The only words I hate to hear from a teacher are, “I don’t think I can do that.” I say, “Well, there’s a thing called ‘try,’ and then there’s a thing called ‘do,’ like Yoda said. So what you do is, you do it.” And so, they do it. These teachers are very bright; sometimes they just need a little encouragement.
Do you have any funny moments that stand out?
(Goddard recalled a joke that he and a fifth-grade teacher played on a kindergarten teacher from Hosford, Florida. )
I had a spare keyboard that was a junk keyboard. So one day I was typing on the computer, and I acted as if I suspected something bad had just happened.
“I can’t stand this anymore!” I said, and I picked up the keyboard and threw it across the room and the keys flew everywhere.
The kindergarten teacher looked at me and said, “Well, I’m glad we’re done with that.” That was pretty funny. It didn’t rattle her at all. Not at all. It surprised her, but it didn’t shock here. If that had been me, I would have been pretty shocked.
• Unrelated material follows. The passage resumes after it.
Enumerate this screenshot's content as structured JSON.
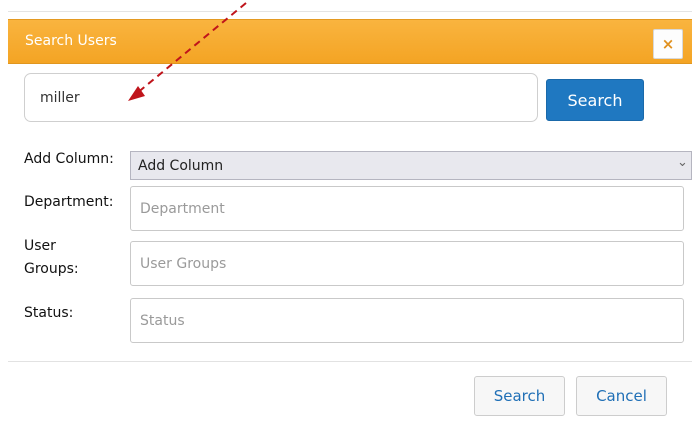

Anyway, I sometimes do things like that, and it kind of livens up the mentorship period. And I always find that they really pay attention after that.
How would you like your students to remember you?
I hope they would say, “He made me learn science in a fun way.” Because there are two things I tell all my teachers: 1. You’re going to learn at least a few things here that you’ll be able to take back to your classroom, and 2. You’re going to have some fun doing it.
Any advice you'd give to someone who wants to mentor?
Be patient. Don’t underestimate the ability of the people you’re mentoring. I don’t pare down things at all. I don’t tell them the baby aspects, I give them the true science of it. And I think their reactions to it are amazing. They are open to doing something and seeing the result and making the connection. And that’s what makes all of it worthwhile.
By Kathleen Laufenberg